**Work request:** Search the entries below for the word "content" and copy every line where it appears.

**Records for this task:**
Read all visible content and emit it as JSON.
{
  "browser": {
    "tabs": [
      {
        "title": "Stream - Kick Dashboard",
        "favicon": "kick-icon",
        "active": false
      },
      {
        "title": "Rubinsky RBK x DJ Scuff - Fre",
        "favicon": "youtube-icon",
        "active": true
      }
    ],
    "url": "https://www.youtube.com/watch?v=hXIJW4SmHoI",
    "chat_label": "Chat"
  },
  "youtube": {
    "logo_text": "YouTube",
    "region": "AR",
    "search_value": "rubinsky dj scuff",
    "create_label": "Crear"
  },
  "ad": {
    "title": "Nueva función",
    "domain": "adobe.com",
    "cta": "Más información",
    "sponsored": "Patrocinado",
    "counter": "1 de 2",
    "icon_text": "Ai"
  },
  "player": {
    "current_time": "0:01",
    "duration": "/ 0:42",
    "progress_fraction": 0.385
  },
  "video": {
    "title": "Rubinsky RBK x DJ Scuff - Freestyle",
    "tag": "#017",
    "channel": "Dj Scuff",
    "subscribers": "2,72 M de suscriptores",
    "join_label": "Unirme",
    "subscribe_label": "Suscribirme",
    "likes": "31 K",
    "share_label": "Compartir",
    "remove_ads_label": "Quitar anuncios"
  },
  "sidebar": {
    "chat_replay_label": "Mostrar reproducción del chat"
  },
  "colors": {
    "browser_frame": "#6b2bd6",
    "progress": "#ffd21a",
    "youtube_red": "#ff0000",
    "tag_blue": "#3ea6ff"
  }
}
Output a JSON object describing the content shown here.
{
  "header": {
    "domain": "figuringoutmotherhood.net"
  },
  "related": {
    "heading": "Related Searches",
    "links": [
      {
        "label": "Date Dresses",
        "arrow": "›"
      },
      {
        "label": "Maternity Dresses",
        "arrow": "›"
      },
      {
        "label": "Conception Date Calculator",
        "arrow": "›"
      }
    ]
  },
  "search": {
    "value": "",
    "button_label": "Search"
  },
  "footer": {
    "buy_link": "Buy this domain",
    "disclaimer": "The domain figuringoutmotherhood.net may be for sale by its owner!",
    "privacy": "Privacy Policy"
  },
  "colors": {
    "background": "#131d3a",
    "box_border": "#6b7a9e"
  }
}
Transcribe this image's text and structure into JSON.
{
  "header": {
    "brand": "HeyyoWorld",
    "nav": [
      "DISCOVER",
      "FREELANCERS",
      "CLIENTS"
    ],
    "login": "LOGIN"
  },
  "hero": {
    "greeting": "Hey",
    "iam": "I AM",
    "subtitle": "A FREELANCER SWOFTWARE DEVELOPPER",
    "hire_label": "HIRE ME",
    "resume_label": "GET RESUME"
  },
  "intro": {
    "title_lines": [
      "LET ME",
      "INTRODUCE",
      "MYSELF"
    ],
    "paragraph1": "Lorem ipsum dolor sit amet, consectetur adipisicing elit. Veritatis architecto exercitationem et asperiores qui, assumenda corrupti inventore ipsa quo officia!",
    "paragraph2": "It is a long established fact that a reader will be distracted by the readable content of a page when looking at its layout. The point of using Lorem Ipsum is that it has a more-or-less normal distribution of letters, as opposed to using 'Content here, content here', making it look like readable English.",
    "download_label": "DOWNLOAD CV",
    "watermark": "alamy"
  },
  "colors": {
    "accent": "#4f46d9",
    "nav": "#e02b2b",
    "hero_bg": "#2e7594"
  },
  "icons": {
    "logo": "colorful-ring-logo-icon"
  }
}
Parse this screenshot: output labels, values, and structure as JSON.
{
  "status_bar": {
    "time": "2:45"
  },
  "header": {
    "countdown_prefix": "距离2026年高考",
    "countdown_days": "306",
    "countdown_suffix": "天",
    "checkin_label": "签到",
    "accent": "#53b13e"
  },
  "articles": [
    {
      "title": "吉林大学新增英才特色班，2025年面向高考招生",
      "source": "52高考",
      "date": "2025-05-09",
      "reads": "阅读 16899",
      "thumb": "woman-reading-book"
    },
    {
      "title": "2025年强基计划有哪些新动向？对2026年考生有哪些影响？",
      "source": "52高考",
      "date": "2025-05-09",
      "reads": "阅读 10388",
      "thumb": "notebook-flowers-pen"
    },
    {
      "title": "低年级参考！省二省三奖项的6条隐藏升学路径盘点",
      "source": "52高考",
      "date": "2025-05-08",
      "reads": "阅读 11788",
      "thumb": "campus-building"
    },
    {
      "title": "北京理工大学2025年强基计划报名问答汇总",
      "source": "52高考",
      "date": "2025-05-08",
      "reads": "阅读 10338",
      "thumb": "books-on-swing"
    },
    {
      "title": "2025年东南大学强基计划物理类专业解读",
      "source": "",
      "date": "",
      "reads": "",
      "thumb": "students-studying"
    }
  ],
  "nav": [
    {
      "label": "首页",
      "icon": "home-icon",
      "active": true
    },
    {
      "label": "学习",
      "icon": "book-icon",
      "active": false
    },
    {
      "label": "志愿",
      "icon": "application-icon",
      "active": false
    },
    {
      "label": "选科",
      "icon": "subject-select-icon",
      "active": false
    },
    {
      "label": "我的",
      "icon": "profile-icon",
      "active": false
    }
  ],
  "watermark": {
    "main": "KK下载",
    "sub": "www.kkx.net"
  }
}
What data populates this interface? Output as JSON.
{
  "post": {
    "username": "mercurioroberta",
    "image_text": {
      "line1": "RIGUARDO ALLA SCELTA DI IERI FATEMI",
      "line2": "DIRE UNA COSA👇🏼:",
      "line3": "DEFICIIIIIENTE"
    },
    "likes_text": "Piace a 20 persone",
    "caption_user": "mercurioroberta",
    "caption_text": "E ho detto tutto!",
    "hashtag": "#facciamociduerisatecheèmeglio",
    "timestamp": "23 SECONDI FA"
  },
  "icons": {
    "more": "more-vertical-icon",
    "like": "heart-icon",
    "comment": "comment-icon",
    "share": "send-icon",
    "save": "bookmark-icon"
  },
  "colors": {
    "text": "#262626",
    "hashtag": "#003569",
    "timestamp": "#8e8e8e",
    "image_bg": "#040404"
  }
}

**Answer below:**
Read all visible content and emit it as JSON.
Output a JSON object describing the content shown here.
    "paragraph2": "It is a long established fact that a reader will be distracted by the readable content of a page when looking at its layout. The point of using Lorem Ipsum is that it has a more-or-less normal distribution of letters, as opposed to using 'Content here, content here', making it look like readable English.",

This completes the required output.